_INPUT:_
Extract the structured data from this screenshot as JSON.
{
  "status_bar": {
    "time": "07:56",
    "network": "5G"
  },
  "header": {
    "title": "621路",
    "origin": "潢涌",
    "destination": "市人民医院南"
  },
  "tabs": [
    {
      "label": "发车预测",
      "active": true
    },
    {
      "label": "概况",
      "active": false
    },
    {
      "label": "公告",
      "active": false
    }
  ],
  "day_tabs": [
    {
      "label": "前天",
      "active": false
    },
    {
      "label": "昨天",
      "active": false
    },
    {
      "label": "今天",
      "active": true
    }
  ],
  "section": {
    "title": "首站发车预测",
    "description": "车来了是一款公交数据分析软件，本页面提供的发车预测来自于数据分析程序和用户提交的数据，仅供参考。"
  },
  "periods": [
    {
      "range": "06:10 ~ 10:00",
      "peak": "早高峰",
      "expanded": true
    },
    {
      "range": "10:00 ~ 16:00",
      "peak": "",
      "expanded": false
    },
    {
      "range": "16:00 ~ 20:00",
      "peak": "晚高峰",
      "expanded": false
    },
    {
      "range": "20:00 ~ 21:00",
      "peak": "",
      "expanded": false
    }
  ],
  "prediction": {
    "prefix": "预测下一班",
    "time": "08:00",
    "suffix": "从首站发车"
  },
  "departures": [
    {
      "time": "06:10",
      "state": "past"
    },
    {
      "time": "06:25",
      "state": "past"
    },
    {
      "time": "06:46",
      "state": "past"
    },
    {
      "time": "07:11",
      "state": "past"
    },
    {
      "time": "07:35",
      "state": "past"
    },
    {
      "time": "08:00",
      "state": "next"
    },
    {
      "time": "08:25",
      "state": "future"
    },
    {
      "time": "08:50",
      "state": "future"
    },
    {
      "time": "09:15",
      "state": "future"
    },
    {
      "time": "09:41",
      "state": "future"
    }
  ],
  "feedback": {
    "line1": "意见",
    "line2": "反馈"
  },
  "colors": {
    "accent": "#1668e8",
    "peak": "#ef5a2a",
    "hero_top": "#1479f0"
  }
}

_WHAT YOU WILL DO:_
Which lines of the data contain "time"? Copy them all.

_SOLUTION FOR THIS PROBLEM:_
    "time": "07:56",
    "time": "08:00",
      "time": "06:10",
      "time": "06:25",
      "time": "06:46",
      "time": "07:11",
      "time": "07:35",
      "time": "08:00",
      "time": "08:25",
      "time": "08:50",
      "time": "09:15",
      "time": "09:41",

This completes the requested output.